*** Block opens ***

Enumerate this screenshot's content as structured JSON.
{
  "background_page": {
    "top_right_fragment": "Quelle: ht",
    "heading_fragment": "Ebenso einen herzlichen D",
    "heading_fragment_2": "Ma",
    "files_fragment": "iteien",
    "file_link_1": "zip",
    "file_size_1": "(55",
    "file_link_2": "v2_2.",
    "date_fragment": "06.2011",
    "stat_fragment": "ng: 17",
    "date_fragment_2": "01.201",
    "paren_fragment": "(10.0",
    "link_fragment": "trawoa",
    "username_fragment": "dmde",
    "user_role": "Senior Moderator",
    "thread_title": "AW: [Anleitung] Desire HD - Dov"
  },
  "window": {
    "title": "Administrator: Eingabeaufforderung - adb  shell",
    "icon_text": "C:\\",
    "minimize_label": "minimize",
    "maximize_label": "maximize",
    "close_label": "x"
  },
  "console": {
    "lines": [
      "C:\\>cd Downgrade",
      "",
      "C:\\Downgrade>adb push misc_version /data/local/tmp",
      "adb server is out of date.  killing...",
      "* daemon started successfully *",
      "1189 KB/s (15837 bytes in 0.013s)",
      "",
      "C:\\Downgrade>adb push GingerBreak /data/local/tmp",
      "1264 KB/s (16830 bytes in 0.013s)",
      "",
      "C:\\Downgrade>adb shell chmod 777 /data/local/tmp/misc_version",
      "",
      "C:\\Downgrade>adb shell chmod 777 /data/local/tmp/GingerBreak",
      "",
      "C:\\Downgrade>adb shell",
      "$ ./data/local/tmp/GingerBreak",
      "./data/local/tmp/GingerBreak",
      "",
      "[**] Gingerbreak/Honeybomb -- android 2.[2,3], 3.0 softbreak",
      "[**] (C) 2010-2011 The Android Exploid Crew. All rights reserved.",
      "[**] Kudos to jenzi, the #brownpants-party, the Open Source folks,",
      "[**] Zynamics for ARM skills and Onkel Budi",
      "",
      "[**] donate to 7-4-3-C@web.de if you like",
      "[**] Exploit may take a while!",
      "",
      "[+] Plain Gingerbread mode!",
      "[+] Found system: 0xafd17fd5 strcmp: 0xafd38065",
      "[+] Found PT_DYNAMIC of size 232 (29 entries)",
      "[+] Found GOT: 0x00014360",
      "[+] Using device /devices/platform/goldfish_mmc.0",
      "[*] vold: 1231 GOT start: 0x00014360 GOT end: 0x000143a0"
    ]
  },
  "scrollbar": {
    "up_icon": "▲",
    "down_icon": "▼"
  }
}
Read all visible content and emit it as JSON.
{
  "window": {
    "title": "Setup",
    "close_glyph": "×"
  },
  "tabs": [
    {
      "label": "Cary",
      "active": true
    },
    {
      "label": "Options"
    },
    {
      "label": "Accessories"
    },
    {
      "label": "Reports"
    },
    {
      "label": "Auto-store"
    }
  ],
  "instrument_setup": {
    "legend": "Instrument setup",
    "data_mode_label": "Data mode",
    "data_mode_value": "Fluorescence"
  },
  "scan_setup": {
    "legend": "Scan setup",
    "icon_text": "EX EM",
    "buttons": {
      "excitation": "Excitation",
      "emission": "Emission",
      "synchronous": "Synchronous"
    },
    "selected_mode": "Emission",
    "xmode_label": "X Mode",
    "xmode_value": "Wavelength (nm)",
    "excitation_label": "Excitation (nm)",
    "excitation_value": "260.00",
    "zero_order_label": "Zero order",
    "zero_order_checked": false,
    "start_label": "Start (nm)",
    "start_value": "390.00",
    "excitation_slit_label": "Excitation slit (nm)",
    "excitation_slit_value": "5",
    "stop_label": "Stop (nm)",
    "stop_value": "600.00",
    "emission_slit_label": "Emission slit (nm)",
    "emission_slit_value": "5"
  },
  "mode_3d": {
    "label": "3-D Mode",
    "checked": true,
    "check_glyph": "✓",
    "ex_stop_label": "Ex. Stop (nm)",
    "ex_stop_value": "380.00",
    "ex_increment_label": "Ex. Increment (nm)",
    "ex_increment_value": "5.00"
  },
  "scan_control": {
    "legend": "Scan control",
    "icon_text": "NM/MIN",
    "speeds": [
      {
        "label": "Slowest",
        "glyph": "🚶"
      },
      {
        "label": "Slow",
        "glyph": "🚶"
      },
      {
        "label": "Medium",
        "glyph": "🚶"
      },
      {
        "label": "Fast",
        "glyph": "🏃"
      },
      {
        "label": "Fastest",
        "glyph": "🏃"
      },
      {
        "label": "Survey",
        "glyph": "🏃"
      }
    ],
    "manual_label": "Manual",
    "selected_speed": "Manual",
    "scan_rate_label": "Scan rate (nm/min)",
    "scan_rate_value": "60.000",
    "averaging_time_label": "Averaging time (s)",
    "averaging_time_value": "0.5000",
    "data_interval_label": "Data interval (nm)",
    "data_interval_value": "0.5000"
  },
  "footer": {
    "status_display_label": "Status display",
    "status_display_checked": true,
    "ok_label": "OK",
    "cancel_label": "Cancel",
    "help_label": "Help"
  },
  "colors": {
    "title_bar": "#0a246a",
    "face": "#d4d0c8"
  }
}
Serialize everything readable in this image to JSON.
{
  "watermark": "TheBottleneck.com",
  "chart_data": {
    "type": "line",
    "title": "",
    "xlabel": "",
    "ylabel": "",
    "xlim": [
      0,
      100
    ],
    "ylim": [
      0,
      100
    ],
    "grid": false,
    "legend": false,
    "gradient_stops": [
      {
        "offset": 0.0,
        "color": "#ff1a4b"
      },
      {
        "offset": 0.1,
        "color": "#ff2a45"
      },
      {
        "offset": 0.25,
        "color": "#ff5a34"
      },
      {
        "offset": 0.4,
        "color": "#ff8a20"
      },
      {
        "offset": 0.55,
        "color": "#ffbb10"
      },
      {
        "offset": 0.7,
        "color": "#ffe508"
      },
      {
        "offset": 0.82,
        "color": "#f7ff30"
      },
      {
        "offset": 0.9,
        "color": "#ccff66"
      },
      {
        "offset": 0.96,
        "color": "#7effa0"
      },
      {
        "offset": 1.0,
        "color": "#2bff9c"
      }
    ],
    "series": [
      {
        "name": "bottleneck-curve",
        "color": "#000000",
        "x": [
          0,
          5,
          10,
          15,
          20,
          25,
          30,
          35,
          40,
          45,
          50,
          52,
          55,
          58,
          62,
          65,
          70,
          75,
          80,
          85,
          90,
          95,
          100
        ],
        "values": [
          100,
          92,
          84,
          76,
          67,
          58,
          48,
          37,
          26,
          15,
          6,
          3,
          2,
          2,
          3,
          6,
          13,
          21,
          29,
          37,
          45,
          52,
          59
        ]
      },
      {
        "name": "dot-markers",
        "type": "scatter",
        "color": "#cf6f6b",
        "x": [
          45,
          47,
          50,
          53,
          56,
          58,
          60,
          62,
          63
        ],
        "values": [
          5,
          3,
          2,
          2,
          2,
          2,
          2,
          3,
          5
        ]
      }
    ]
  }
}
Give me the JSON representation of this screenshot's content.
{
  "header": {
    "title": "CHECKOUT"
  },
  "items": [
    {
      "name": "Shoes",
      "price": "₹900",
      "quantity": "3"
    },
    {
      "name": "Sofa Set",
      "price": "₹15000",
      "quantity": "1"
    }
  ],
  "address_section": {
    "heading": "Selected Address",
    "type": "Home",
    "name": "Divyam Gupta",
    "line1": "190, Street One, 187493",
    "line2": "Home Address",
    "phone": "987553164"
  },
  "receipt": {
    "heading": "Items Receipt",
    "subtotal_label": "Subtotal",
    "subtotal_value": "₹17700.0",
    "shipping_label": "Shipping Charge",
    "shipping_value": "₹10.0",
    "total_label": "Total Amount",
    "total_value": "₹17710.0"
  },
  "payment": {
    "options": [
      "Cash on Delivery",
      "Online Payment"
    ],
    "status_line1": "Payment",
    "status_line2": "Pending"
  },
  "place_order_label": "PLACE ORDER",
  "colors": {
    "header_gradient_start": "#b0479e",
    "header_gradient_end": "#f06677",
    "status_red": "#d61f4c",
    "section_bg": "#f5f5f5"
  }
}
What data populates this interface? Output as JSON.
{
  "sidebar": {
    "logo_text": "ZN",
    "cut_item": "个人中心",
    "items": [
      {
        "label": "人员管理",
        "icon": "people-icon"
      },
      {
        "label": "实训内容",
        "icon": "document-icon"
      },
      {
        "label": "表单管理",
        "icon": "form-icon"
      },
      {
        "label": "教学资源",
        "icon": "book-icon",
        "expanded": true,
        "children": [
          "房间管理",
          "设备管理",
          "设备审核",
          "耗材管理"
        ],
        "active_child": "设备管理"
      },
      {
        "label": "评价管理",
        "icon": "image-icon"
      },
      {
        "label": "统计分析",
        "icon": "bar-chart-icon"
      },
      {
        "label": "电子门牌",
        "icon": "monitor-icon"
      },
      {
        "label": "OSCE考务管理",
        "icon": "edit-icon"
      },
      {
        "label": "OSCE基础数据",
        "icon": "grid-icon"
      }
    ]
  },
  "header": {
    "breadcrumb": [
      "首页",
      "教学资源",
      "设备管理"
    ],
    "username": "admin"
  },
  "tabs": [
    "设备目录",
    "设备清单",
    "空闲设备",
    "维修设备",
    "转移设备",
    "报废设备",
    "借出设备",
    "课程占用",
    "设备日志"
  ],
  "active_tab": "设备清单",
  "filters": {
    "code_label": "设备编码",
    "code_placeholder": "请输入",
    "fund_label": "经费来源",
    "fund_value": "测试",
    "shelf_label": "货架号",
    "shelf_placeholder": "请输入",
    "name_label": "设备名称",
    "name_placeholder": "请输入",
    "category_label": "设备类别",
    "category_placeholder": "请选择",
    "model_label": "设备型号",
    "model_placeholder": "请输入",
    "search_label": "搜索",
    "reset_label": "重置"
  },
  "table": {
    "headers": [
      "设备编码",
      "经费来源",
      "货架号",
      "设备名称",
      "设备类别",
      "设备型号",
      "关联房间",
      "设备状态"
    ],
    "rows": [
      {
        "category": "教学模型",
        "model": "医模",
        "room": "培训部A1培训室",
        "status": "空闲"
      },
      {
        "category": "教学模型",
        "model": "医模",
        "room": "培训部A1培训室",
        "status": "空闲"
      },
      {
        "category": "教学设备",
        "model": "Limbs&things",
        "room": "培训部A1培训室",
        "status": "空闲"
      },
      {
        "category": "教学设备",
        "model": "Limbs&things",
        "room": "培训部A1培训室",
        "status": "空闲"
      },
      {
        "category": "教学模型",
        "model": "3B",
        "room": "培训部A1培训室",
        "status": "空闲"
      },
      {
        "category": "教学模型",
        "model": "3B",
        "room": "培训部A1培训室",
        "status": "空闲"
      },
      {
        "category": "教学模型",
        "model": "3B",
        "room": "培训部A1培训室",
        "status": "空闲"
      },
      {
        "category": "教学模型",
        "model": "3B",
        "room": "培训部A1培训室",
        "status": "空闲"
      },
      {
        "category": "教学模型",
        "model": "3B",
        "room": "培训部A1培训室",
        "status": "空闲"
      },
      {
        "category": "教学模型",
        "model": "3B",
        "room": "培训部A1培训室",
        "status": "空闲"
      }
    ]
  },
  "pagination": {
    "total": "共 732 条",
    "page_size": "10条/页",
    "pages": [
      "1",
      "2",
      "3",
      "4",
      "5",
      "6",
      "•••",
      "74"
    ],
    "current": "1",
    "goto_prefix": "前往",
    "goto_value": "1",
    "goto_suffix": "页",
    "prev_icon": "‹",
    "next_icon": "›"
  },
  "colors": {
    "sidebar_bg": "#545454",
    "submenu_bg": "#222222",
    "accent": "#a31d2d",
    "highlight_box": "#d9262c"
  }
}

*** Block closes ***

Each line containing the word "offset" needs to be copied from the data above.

[Answer to this problem]
        "offset": 0.0,
        "offset": 0.1,
        "offset": 0.25,
        "offset": 0.4,
        "offset": 0.55,
        "offset": 0.7,
        "offset": 0.82,
        "offset": 0.9,
        "offset": 0.96,
        "offset": 1.0,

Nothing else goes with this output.